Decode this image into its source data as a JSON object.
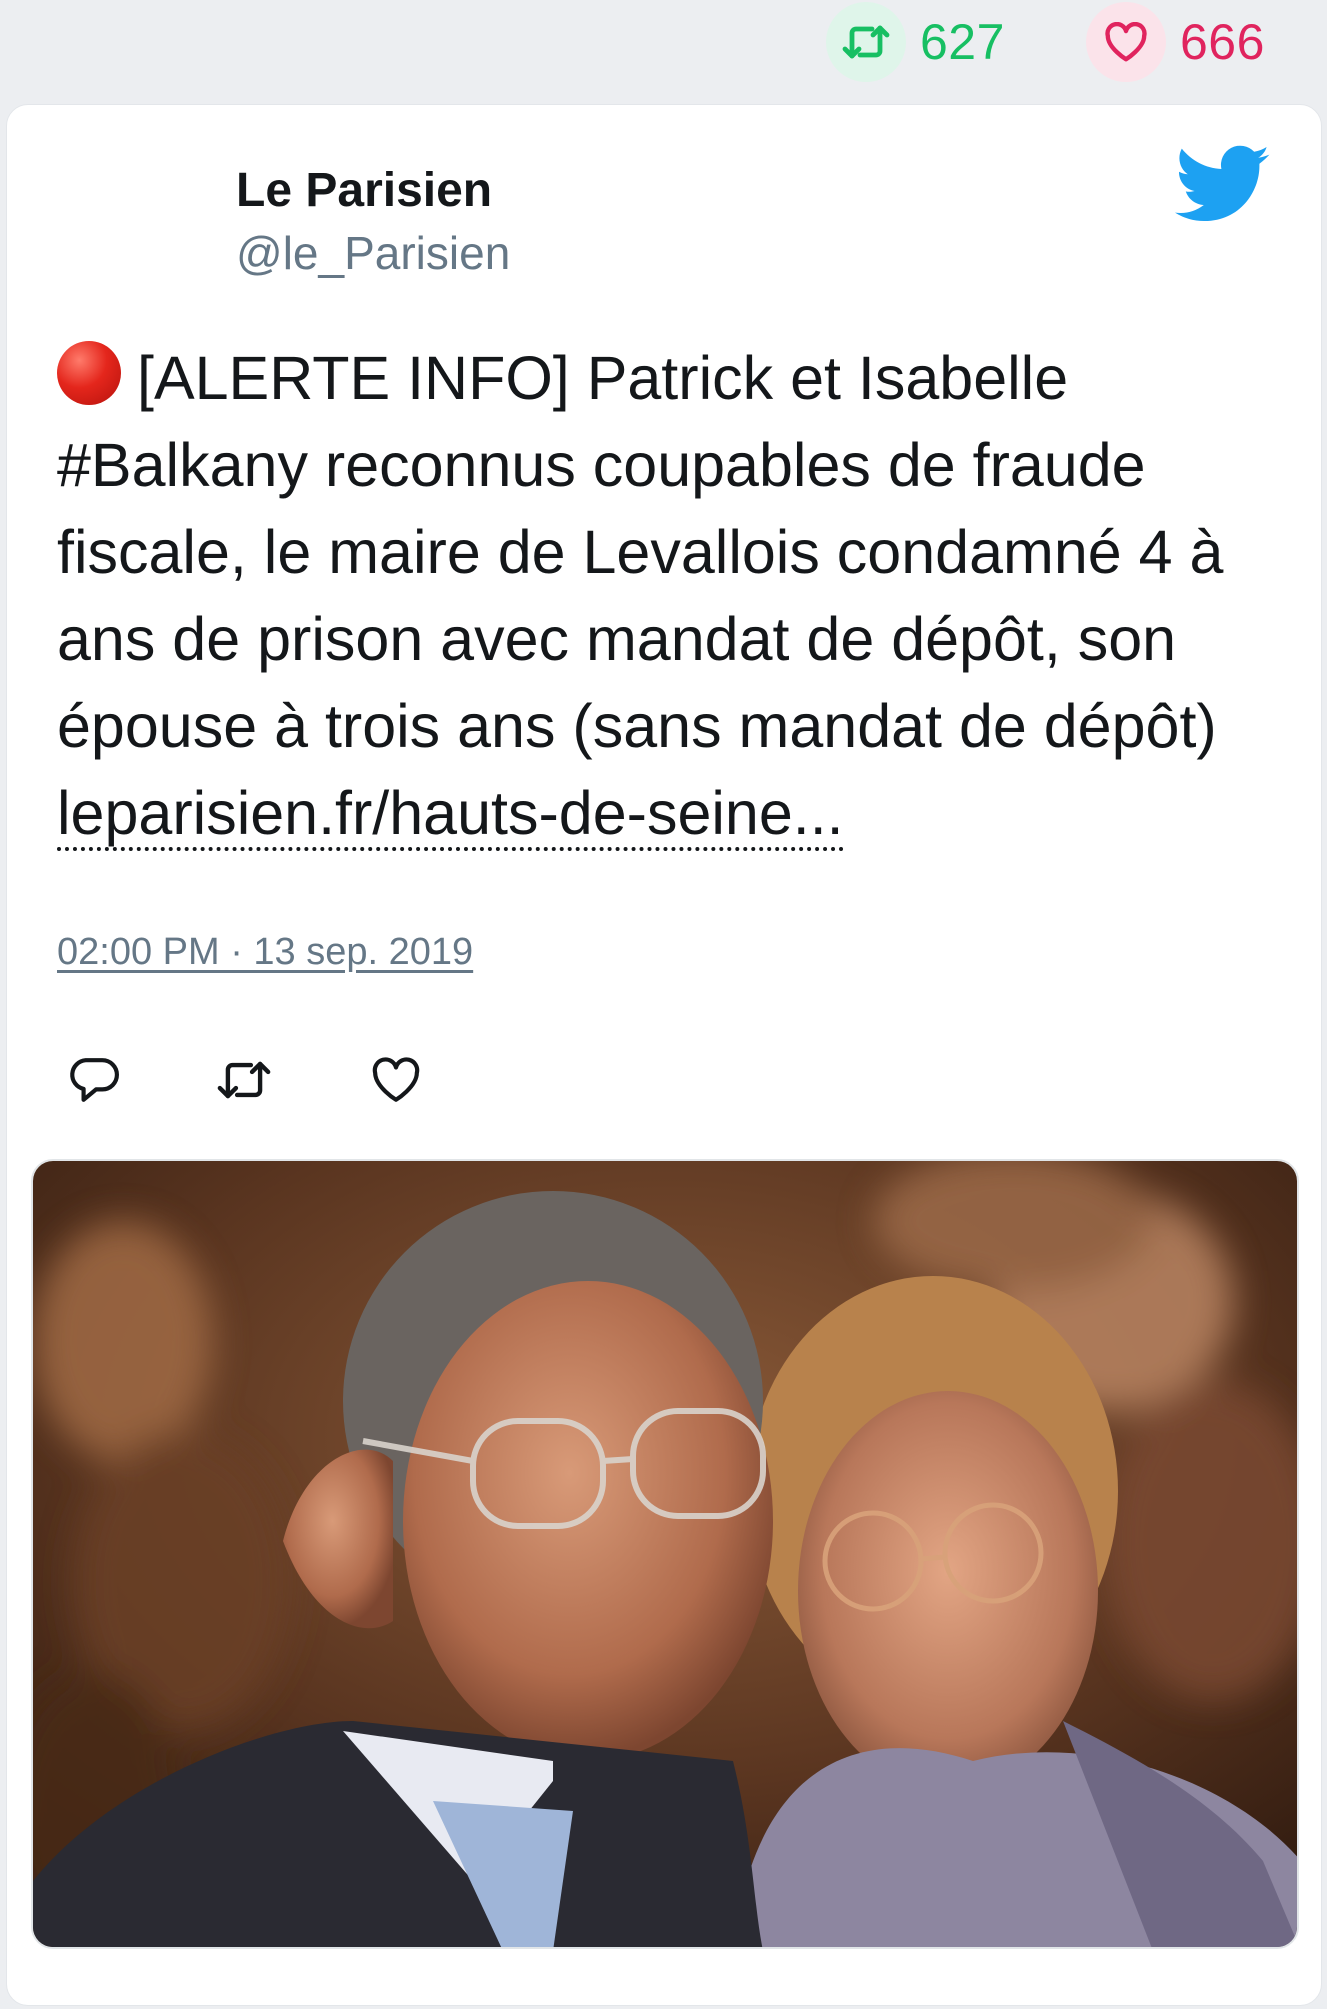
{
  "stats": {
    "retweet_count": "627",
    "like_count": "666",
    "retweet_icon": "retweet-icon",
    "like_icon": "heart-icon"
  },
  "tweet": {
    "author_name": "Le Parisien",
    "author_handle": "@le_Parisien",
    "text": "[ALERTE INFO] Patrick et Isabelle #Balkany reconnus coupables de fraude fiscale, le maire de Levallois condamné 4 à ans de prison avec mandat de dépôt, son épouse à trois ans (sans mandat de dépôt)",
    "link_text": "leparisien.fr/hauts-de-seine...",
    "timestamp": "02:00 PM · 13 sep. 2019",
    "leading_icon": "red-circle-icon",
    "brand_icon": "twitter-bird-icon",
    "actions": [
      "reply-icon",
      "retweet-icon",
      "like-icon"
    ]
  },
  "colors": {
    "background": "#eceef1",
    "retweet_green": "#17bf63",
    "like_red": "#e0245e",
    "twitter_blue": "#1da1f2",
    "text_primary": "#14171a",
    "text_secondary": "#657786"
  }
}
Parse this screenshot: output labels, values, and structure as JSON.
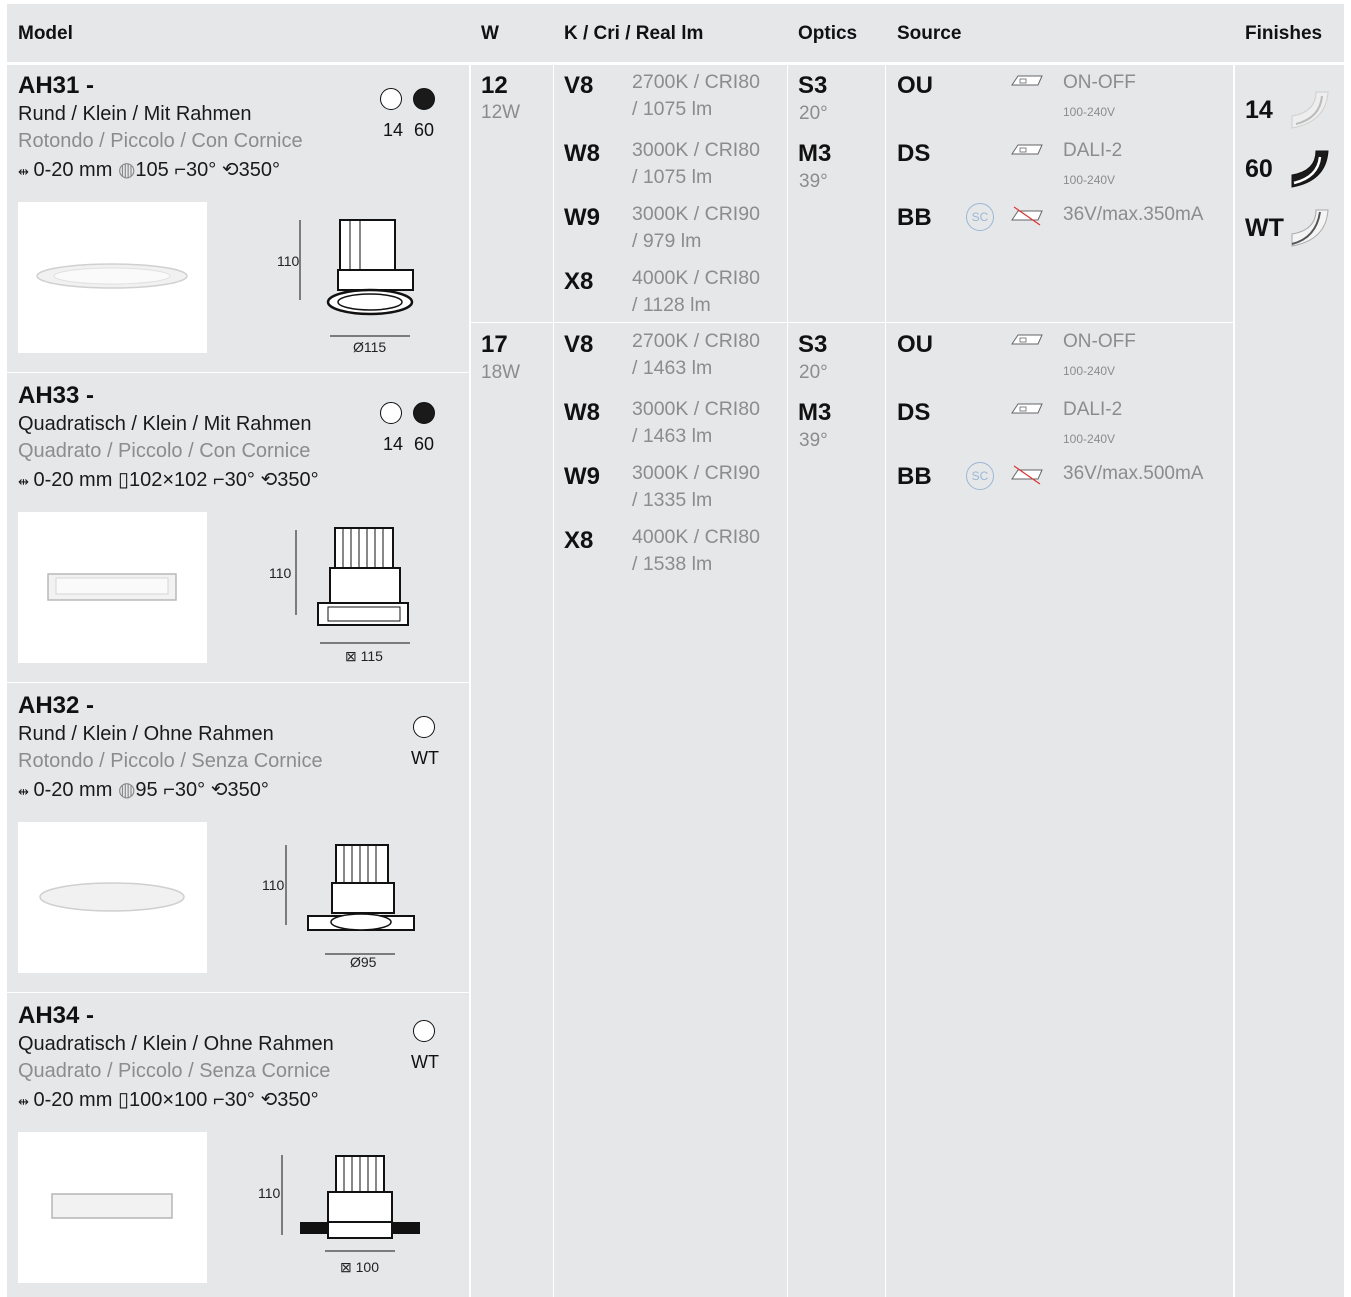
{
  "headers": {
    "model": "Model",
    "w": "W",
    "kcri": "K / Cri / Real lm",
    "optics": "Optics",
    "source": "Source",
    "finishes": "Finishes"
  },
  "models": [
    {
      "code": "AH31 -",
      "de": "Rund / Klein / Mit Rahmen",
      "it": "Rotondo / Piccolo / Con Cornice",
      "spec_range": "0-20 mm",
      "spec_cut": "105",
      "spec_tilt": "30°",
      "spec_rot": "350°",
      "swatches": [
        "14",
        "60"
      ],
      "height": "110",
      "diameter": "Ø115"
    },
    {
      "code": "AH33 -",
      "de": "Quadratisch / Klein / Mit Rahmen",
      "it": "Quadrato / Piccolo / Con Cornice",
      "spec_range": "0-20 mm",
      "spec_cut": "102×102",
      "spec_tilt": "30°",
      "spec_rot": "350°",
      "swatches": [
        "14",
        "60"
      ],
      "height": "110",
      "diameter": "115"
    },
    {
      "code": "AH32 -",
      "de": "Rund / Klein / Ohne Rahmen",
      "it": "Rotondo / Piccolo / Senza Cornice",
      "spec_range": "0-20 mm",
      "spec_cut": "95",
      "spec_tilt": "30°",
      "spec_rot": "350°",
      "swatches": [
        "WT"
      ],
      "height": "110",
      "diameter": "Ø95"
    },
    {
      "code": "AH34 -",
      "de": "Quadratisch / Klein / Ohne Rahmen",
      "it": "Quadrato / Piccolo / Senza Cornice",
      "spec_range": "0-20 mm",
      "spec_cut": "100×100",
      "spec_tilt": "30°",
      "spec_rot": "350°",
      "swatches": [
        "WT"
      ],
      "height": "110",
      "diameter": "100"
    }
  ],
  "power_groups": [
    {
      "w": "12",
      "w_sub": "12W",
      "k_options": [
        {
          "code": "V8",
          "l1": "2700K / CRI80",
          "l2": "/ 1075 lm"
        },
        {
          "code": "W8",
          "l1": "3000K / CRI80",
          "l2": "/ 1075 lm"
        },
        {
          "code": "W9",
          "l1": "3000K / CRI90",
          "l2": "/ 979 lm"
        },
        {
          "code": "X8",
          "l1": "4000K / CRI80",
          "l2": "/ 1128 lm"
        }
      ],
      "optics": [
        {
          "code": "S3",
          "angle": "20°"
        },
        {
          "code": "M3",
          "angle": "39°"
        }
      ],
      "sources": [
        {
          "code": "OU",
          "label": "ON-OFF",
          "volt": "100-240V"
        },
        {
          "code": "DS",
          "label": "DALI-2",
          "volt": "100-240V"
        },
        {
          "code": "BB",
          "label": "36V/max.350mA",
          "volt": "",
          "sc": "SC"
        }
      ]
    },
    {
      "w": "17",
      "w_sub": "18W",
      "k_options": [
        {
          "code": "V8",
          "l1": "2700K / CRI80",
          "l2": "/ 1463 lm"
        },
        {
          "code": "W8",
          "l1": "3000K / CRI80",
          "l2": "/ 1463 lm"
        },
        {
          "code": "W9",
          "l1": "3000K / CRI90",
          "l2": "/ 1335 lm"
        },
        {
          "code": "X8",
          "l1": "4000K / CRI80",
          "l2": "/ 1538 lm"
        }
      ],
      "optics": [
        {
          "code": "S3",
          "angle": "20°"
        },
        {
          "code": "M3",
          "angle": "39°"
        }
      ],
      "sources": [
        {
          "code": "OU",
          "label": "ON-OFF",
          "volt": "100-240V"
        },
        {
          "code": "DS",
          "label": "DALI-2",
          "volt": "100-240V"
        },
        {
          "code": "BB",
          "label": "36V/max.500mA",
          "volt": "",
          "sc": "SC"
        }
      ]
    }
  ],
  "finishes": [
    {
      "code": "14"
    },
    {
      "code": "60"
    },
    {
      "code": "WT"
    }
  ],
  "icons": {
    "range": "adjust-range-icon",
    "cut": "cutout-icon",
    "tilt": "tilt-icon",
    "rot": "rotation-icon",
    "driver": "driver-box-icon",
    "sc": "sc-circle-icon"
  },
  "colors": {
    "panel": "#e6e7e9",
    "gray_text": "#8c8c8c",
    "black_swatch": "#1a1a1a"
  }
}
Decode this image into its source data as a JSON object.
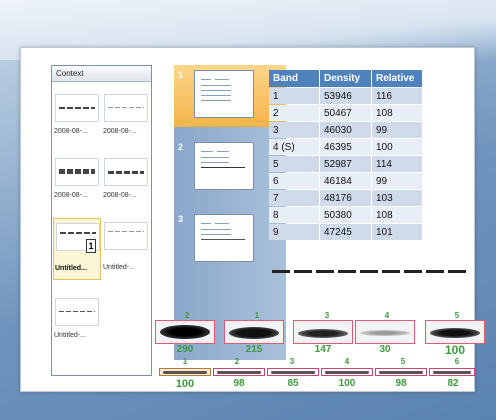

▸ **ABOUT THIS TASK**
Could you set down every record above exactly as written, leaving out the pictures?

▸ **RESPONSE TO THE EXERCISE**
Decode this image into its source data as a JSON object.
{
  "stats": {
    "retweet_count": "627",
    "like_count": "666",
    "retweet_icon": "retweet-icon",
    "like_icon": "heart-icon"
  },
  "tweet": {
    "author_name": "Le Parisien",
    "author_handle": "@le_Parisien",
    "text": "[ALERTE INFO] Patrick et Isabelle #Balkany reconnus coupables de fraude fiscale, le maire de Levallois condamné 4 à ans de prison avec mandat de dépôt, son épouse à trois ans (sans mandat de dépôt)",
    "link_text": "leparisien.fr/hauts-de-seine...",
    "timestamp": "02:00 PM · 13 sep. 2019",
    "leading_icon": "red-circle-icon",
    "brand_icon": "twitter-bird-icon",
    "actions": [
      "reply-icon",
      "retweet-icon",
      "like-icon"
    ]
  },
  "colors": {
    "background": "#eceef1",
    "retweet_green": "#17bf63",
    "like_red": "#e0245e",
    "twitter_blue": "#1da1f2",
    "text_primary": "#14171a",
    "text_secondary": "#657786"
  }
}
Parse this screenshot: output labels, values, and structure as JSON.
{
  "headers": {
    "model": "Model",
    "w": "W",
    "kcri": "K / Cri / Real lm",
    "optics": "Optics",
    "source": "Source",
    "finishes": "Finishes"
  },
  "models": [
    {
      "code": "AH31 -",
      "de": "Rund / Klein / Mit Rahmen",
      "it": "Rotondo / Piccolo / Con Cornice",
      "spec_range": "0-20 mm",
      "spec_cut": "105",
      "spec_tilt": "30°",
      "spec_rot": "350°",
      "swatches": [
        "14",
        "60"
      ],
      "height": "110",
      "diameter": "Ø115"
    },
    {
      "code": "AH33 -",
      "de": "Quadratisch / Klein / Mit Rahmen",
      "it": "Quadrato / Piccolo / Con Cornice",
      "spec_range": "0-20 mm",
      "spec_cut": "102×102",
      "spec_tilt": "30°",
      "spec_rot": "350°",
      "swatches": [
        "14",
        "60"
      ],
      "height": "110",
      "diameter": "115"
    },
    {
      "code": "AH32 -",
      "de": "Rund / Klein / Ohne Rahmen",
      "it": "Rotondo / Piccolo / Senza Cornice",
      "spec_range": "0-20 mm",
      "spec_cut": "95",
      "spec_tilt": "30°",
      "spec_rot": "350°",
      "swatches": [
        "WT"
      ],
      "height": "110",
      "diameter": "Ø95"
    },
    {
      "code": "AH34 -",
      "de": "Quadratisch / Klein / Ohne Rahmen",
      "it": "Quadrato / Piccolo / Senza Cornice",
      "spec_range": "0-20 mm",
      "spec_cut": "100×100",
      "spec_tilt": "30°",
      "spec_rot": "350°",
      "swatches": [
        "WT"
      ],
      "height": "110",
      "diameter": "100"
    }
  ],
  "power_groups": [
    {
      "w": "12",
      "w_sub": "12W",
      "k_options": [
        {
          "code": "V8",
          "l1": "2700K / CRI80",
          "l2": "/ 1075 lm"
        },
        {
          "code": "W8",
          "l1": "3000K / CRI80",
          "l2": "/ 1075 lm"
        },
        {
          "code": "W9",
          "l1": "3000K / CRI90",
          "l2": "/ 979 lm"
        },
        {
          "code": "X8",
          "l1": "4000K / CRI80",
          "l2": "/ 1128 lm"
        }
      ],
      "optics": [
        {
          "code": "S3",
          "angle": "20°"
        },
        {
          "code": "M3",
          "angle": "39°"
        }
      ],
      "sources": [
        {
          "code": "OU",
          "label": "ON-OFF",
          "volt": "100-240V"
        },
        {
          "code": "DS",
          "label": "DALI-2",
          "volt": "100-240V"
        },
        {
          "code": "BB",
          "label": "36V/max.350mA",
          "volt": "",
          "sc": "SC"
        }
      ]
    },
    {
      "w": "17",
      "w_sub": "18W",
      "k_options": [
        {
          "code": "V8",
          "l1": "2700K / CRI80",
          "l2": "/ 1463 lm"
        },
        {
          "code": "W8",
          "l1": "3000K / CRI80",
          "l2": "/ 1463 lm"
        },
        {
          "code": "W9",
          "l1": "3000K / CRI90",
          "l2": "/ 1335 lm"
        },
        {
          "code": "X8",
          "l1": "4000K / CRI80",
          "l2": "/ 1538 lm"
        }
      ],
      "optics": [
        {
          "code": "S3",
          "angle": "20°"
        },
        {
          "code": "M3",
          "angle": "39°"
        }
      ],
      "sources": [
        {
          "code": "OU",
          "label": "ON-OFF",
          "volt": "100-240V"
        },
        {
          "code": "DS",
          "label": "DALI-2",
          "volt": "100-240V"
        },
        {
          "code": "BB",
          "label": "36V/max.500mA",
          "volt": "",
          "sc": "SC"
        }
      ]
    }
  ],
  "finishes": [
    {
      "code": "14"
    },
    {
      "code": "60"
    },
    {
      "code": "WT"
    }
  ],
  "icons": {
    "range": "adjust-range-icon",
    "cut": "cutout-icon",
    "tilt": "tilt-icon",
    "rot": "rotation-icon",
    "driver": "driver-box-icon",
    "sc": "sc-circle-icon"
  },
  "colors": {
    "panel": "#e6e7e9",
    "gray_text": "#8c8c8c",
    "black_swatch": "#1a1a1a"
  }
}
Decode this image into its source data as a JSON object.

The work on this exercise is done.